## Records supplied
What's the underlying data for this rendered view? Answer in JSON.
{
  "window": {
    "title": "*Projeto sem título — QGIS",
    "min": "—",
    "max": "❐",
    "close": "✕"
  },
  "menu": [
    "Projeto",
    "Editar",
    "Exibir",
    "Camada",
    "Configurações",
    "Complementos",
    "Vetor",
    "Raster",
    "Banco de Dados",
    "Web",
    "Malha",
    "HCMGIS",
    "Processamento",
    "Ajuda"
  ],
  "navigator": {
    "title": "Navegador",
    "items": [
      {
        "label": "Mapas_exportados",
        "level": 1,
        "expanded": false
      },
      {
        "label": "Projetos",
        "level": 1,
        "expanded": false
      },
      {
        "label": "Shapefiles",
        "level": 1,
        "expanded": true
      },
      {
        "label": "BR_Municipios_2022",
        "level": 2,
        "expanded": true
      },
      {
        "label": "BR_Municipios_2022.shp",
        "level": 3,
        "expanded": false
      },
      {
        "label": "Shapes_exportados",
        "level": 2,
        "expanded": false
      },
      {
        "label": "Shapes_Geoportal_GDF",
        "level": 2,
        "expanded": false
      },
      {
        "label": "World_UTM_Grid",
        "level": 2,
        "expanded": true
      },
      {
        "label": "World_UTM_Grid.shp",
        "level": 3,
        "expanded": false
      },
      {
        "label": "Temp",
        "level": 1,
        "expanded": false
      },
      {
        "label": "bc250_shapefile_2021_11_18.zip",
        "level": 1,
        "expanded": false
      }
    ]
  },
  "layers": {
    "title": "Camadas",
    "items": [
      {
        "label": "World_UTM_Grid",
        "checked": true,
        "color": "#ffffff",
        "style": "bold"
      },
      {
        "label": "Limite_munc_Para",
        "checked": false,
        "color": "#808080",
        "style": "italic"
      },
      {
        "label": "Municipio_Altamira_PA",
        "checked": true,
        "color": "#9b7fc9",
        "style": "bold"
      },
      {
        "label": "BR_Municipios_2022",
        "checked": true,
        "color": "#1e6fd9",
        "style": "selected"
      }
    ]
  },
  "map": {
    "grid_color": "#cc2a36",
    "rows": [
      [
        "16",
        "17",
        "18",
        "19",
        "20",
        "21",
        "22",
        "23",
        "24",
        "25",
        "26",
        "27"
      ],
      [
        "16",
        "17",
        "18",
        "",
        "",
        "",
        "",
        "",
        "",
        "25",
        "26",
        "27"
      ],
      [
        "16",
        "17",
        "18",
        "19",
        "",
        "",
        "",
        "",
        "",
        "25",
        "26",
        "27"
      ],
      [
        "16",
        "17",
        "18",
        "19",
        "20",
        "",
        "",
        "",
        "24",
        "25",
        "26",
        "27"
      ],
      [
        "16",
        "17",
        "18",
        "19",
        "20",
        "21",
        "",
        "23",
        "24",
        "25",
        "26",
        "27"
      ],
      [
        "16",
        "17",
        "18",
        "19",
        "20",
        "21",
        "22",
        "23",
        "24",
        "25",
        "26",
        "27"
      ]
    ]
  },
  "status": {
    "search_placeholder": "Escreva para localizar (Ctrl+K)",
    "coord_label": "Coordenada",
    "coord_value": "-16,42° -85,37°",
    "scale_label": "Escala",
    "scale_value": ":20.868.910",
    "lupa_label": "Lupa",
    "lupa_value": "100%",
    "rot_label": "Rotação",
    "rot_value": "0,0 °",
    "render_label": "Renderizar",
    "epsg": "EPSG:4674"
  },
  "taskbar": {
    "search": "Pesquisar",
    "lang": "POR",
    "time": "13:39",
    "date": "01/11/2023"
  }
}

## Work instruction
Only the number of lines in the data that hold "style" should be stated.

## Solution for this exercise
4